Data records for software interfaces:
++++++++++

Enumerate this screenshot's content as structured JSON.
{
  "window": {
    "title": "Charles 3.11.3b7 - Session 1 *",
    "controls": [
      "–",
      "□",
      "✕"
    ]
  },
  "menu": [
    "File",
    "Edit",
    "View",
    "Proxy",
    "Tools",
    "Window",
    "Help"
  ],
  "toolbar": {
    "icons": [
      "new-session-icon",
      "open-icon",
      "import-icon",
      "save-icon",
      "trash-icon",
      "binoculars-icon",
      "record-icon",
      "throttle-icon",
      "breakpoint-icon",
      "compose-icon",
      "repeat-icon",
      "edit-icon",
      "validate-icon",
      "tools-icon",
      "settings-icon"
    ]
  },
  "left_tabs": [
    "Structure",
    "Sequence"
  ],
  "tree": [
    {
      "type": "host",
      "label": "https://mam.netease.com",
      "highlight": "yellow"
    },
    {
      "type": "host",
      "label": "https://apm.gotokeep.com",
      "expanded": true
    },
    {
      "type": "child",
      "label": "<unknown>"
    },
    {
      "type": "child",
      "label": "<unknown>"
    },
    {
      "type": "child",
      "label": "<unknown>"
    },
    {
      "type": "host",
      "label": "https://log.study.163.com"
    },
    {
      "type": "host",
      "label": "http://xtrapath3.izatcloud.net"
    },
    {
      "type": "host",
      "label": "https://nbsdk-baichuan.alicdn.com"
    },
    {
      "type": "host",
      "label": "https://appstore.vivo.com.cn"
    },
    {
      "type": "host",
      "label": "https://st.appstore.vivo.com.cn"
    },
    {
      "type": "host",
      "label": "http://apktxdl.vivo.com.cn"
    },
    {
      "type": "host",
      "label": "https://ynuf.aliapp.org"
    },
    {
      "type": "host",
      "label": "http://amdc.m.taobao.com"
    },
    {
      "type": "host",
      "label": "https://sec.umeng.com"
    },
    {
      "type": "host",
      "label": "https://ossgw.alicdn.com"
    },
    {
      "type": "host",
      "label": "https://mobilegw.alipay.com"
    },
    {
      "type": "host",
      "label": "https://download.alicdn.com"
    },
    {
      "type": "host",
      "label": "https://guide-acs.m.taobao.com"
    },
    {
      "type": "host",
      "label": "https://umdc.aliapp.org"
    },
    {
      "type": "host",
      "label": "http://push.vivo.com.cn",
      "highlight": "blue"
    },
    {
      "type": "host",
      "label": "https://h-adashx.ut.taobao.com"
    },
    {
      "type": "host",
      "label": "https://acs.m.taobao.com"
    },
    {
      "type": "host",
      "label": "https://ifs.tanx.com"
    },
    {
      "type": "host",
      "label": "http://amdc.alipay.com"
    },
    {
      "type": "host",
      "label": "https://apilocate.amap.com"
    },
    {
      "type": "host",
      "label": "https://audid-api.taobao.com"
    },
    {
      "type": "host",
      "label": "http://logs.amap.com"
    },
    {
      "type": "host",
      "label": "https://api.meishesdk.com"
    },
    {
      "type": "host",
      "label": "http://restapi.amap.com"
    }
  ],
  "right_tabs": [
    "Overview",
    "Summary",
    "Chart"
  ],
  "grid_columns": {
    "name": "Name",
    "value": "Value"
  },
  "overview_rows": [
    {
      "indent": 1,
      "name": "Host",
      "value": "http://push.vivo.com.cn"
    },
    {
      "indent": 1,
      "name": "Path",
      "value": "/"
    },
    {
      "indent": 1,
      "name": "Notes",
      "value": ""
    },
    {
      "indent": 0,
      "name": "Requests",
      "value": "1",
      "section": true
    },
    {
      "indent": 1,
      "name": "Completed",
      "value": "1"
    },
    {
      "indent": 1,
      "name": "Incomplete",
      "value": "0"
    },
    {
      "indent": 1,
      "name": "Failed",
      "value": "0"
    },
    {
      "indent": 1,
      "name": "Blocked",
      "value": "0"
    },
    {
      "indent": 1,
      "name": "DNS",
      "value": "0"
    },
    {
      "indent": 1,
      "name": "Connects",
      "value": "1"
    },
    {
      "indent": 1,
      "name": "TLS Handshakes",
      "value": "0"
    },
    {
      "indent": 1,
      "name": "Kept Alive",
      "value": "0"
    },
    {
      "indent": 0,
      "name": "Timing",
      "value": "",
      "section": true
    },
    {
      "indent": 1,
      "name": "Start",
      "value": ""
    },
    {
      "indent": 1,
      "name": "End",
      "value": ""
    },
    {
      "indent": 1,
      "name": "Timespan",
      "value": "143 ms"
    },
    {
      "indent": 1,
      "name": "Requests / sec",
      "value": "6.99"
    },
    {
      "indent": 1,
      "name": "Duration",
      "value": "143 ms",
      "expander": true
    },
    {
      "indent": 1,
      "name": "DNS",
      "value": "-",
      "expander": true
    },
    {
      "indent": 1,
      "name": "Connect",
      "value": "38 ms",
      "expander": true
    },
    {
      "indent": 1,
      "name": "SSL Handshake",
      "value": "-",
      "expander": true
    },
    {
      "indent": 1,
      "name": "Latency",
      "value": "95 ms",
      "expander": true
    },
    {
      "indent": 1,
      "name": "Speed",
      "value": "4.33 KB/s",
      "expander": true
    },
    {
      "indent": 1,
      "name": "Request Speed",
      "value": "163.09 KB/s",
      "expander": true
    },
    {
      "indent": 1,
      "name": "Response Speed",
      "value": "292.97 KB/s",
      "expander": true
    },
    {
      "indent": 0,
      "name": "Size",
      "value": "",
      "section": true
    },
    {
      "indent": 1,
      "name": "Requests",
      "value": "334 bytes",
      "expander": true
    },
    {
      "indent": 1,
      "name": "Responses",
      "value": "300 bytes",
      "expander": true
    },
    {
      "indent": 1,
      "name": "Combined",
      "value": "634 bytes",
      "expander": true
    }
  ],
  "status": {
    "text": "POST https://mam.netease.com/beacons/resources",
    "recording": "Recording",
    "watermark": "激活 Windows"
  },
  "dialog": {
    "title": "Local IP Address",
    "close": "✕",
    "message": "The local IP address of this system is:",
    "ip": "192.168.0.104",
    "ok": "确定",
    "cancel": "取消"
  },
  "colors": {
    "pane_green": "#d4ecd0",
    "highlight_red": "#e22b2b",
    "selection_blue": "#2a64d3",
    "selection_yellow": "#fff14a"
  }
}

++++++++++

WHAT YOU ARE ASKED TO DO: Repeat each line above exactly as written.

THE ANSWER:
Enumerate this screenshot's content as structured JSON.
{
  "window": {
    "title": "Charles 3.11.3b7 - Session 1 *",
    "controls": [
      "–",
      "□",
      "✕"
    ]
  },
  "menu": [
    "File",
    "Edit",
    "View",
    "Proxy",
    "Tools",
    "Window",
    "Help"
  ],
  "toolbar": {
    "icons": [
      "new-session-icon",
      "open-icon",
      "import-icon",
      "save-icon",
      "trash-icon",
      "binoculars-icon",
      "record-icon",
      "throttle-icon",
      "breakpoint-icon",
      "compose-icon",
      "repeat-icon",
      "edit-icon",
      "validate-icon",
      "tools-icon",
      "settings-icon"
    ]
  },
  "left_tabs": [
    "Structure",
    "Sequence"
  ],
  "tree": [
    {
      "type": "host",
      "label": "https://mam.netease.com",
      "highlight": "yellow"
    },
    {
      "type": "host",
      "label": "https://apm.gotokeep.com",
      "expanded": true
    },
    {
      "type": "child",
      "label": "<unknown>"
    },
    {
      "type": "child",
      "label": "<unknown>"
    },
    {
      "type": "child",
      "label": "<unknown>"
    },
    {
      "type": "host",
      "label": "https://log.study.163.com"
    },
    {
      "type": "host",
      "label": "http://xtrapath3.izatcloud.net"
    },
    {
      "type": "host",
      "label": "https://nbsdk-baichuan.alicdn.com"
    },
    {
      "type": "host",
      "label": "https://appstore.vivo.com.cn"
    },
    {
      "type": "host",
      "label": "https://st.appstore.vivo.com.cn"
    },
    {
      "type": "host",
      "label": "http://apktxdl.vivo.com.cn"
    },
    {
      "type": "host",
      "label": "https://ynuf.aliapp.org"
    },
    {
      "type": "host",
      "label": "http://amdc.m.taobao.com"
    },
    {
      "type": "host",
      "label": "https://sec.umeng.com"
    },
    {
      "type": "host",
      "label": "https://ossgw.alicdn.com"
    },
    {
      "type": "host",
      "label": "https://mobilegw.alipay.com"
    },
    {
      "type": "host",
      "label": "https://download.alicdn.com"
    },
    {
      "type": "host",
      "label": "https://guide-acs.m.taobao.com"
    },
    {
      "type": "host",
      "label": "https://umdc.aliapp.org"
    },
    {
      "type": "host",
      "label": "http://push.vivo.com.cn",
      "highlight": "blue"
    },
    {
      "type": "host",
      "label": "https://h-adashx.ut.taobao.com"
    },
    {
      "type": "host",
      "label": "https://acs.m.taobao.com"
    },
    {
      "type": "host",
      "label": "https://ifs.tanx.com"
    },
    {
      "type": "host",
      "label": "http://amdc.alipay.com"
    },
    {
      "type": "host",
      "label": "https://apilocate.amap.com"
    },
    {
      "type": "host",
      "label": "https://audid-api.taobao.com"
    },
    {
      "type": "host",
      "label": "http://logs.amap.com"
    },
    {
      "type": "host",
      "label": "https://api.meishesdk.com"
    },
    {
      "type": "host",
      "label": "http://restapi.amap.com"
    }
  ],
  "right_tabs": [
    "Overview",
    "Summary",
    "Chart"
  ],
  "grid_columns": {
    "name": "Name",
    "value": "Value"
  },
  "overview_rows": [
    {
      "indent": 1,
      "name": "Host",
      "value": "http://push.vivo.com.cn"
    },
    {
      "indent": 1,
      "name": "Path",
      "value": "/"
    },
    {
      "indent": 1,
      "name": "Notes",
      "value": ""
    },
    {
      "indent": 0,
      "name": "Requests",
      "value": "1",
      "section": true
    },
    {
      "indent": 1,
      "name": "Completed",
      "value": "1"
    },
    {
      "indent": 1,
      "name": "Incomplete",
      "value": "0"
    },
    {
      "indent": 1,
      "name": "Failed",
      "value": "0"
    },
    {
      "indent": 1,
      "name": "Blocked",
      "value": "0"
    },
    {
      "indent": 1,
      "name": "DNS",
      "value": "0"
    },
    {
      "indent": 1,
      "name": "Connects",
      "value": "1"
    },
    {
      "indent": 1,
      "name": "TLS Handshakes",
      "value": "0"
    },
    {
      "indent": 1,
      "name": "Kept Alive",
      "value": "0"
    },
    {
      "indent": 0,
      "name": "Timing",
      "value": "",
      "section": true
    },
    {
      "indent": 1,
      "name": "Start",
      "value": ""
    },
    {
      "indent": 1,
      "name": "End",
      "value": ""
    },
    {
      "indent": 1,
      "name": "Timespan",
      "value": "143 ms"
    },
    {
      "indent": 1,
      "name": "Requests / sec",
      "value": "6.99"
    },
    {
      "indent": 1,
      "name": "Duration",
      "value": "143 ms",
      "expander": true
    },
    {
      "indent": 1,
      "name": "DNS",
      "value": "-",
      "expander": true
    },
    {
      "indent": 1,
      "name": "Connect",
      "value": "38 ms",
      "expander": true
    },
    {
      "indent": 1,
      "name": "SSL Handshake",
      "value": "-",
      "expander": true
    },
    {
      "indent": 1,
      "name": "Latency",
      "value": "95 ms",
      "expander": true
    },
    {
      "indent": 1,
      "name": "Speed",
      "value": "4.33 KB/s",
      "expander": true
    },
    {
      "indent": 1,
      "name": "Request Speed",
      "value": "163.09 KB/s",
      "expander": true
    },
    {
      "indent": 1,
      "name": "Response Speed",
      "value": "292.97 KB/s",
      "expander": true
    },
    {
      "indent": 0,
      "name": "Size",
      "value": "",
      "section": true
    },
    {
      "indent": 1,
      "name": "Requests",
      "value": "334 bytes",
      "expander": true
    },
    {
      "indent": 1,
      "name": "Responses",
      "value": "300 bytes",
      "expander": true
    },
    {
      "indent": 1,
      "name": "Combined",
      "value": "634 bytes",
      "expander": true
    }
  ],
  "status": {
    "text": "POST https://mam.netease.com/beacons/resources",
    "recording": "Recording",
    "watermark": "激活 Windows"
  },
  "dialog": {
    "title": "Local IP Address",
    "close": "✕",
    "message": "The local IP address of this system is:",
    "ip": "192.168.0.104",
    "ok": "确定",
    "cancel": "取消"
  },
  "colors": {
    "pane_green": "#d4ecd0",
    "highlight_red": "#e22b2b",
    "selection_blue": "#2a64d3",
    "selection_yellow": "#fff14a"
  }
}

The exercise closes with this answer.